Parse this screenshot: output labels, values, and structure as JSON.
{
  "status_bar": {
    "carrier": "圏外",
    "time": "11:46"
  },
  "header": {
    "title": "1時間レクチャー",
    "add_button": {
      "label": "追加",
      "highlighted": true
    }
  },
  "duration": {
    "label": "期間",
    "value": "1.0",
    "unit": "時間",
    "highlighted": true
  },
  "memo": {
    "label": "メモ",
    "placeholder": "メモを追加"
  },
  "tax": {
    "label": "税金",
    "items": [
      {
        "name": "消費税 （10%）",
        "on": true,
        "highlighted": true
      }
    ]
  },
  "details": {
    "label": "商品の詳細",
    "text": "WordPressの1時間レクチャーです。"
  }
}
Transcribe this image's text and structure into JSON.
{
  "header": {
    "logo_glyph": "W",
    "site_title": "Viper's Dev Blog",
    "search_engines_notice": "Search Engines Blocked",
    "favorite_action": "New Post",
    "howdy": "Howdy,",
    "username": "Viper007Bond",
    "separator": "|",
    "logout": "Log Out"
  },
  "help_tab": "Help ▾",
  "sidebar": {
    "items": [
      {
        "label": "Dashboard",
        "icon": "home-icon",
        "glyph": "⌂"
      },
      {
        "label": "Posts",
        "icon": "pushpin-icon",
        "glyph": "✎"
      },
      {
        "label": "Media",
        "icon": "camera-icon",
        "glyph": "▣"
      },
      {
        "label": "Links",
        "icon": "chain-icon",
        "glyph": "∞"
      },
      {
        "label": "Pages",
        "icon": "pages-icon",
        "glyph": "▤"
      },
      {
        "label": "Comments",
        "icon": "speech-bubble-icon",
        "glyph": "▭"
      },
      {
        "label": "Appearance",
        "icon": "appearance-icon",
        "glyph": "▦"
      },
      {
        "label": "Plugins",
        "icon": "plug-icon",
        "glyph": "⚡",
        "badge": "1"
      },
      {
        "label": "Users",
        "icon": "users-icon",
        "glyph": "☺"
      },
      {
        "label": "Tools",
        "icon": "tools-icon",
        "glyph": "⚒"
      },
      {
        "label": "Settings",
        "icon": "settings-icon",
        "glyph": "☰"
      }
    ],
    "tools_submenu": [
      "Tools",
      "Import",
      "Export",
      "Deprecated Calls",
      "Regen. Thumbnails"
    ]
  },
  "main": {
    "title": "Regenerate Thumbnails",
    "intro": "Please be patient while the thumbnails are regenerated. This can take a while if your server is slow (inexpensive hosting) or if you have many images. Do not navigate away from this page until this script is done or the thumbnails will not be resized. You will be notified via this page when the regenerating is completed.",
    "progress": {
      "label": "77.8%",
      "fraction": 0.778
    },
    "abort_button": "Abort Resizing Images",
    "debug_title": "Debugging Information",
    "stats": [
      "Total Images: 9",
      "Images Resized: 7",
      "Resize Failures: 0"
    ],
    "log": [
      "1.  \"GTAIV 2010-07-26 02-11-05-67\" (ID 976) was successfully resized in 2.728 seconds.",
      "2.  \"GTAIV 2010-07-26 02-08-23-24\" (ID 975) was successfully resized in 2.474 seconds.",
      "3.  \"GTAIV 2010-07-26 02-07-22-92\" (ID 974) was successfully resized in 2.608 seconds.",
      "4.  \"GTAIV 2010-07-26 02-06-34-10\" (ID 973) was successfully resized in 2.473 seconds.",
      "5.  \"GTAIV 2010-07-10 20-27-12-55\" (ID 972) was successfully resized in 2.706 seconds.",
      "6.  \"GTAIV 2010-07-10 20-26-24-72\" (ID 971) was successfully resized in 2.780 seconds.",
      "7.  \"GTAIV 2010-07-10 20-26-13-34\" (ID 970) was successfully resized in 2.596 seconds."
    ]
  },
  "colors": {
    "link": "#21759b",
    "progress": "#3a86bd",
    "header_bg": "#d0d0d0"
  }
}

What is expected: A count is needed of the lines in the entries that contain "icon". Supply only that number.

Task answer: 11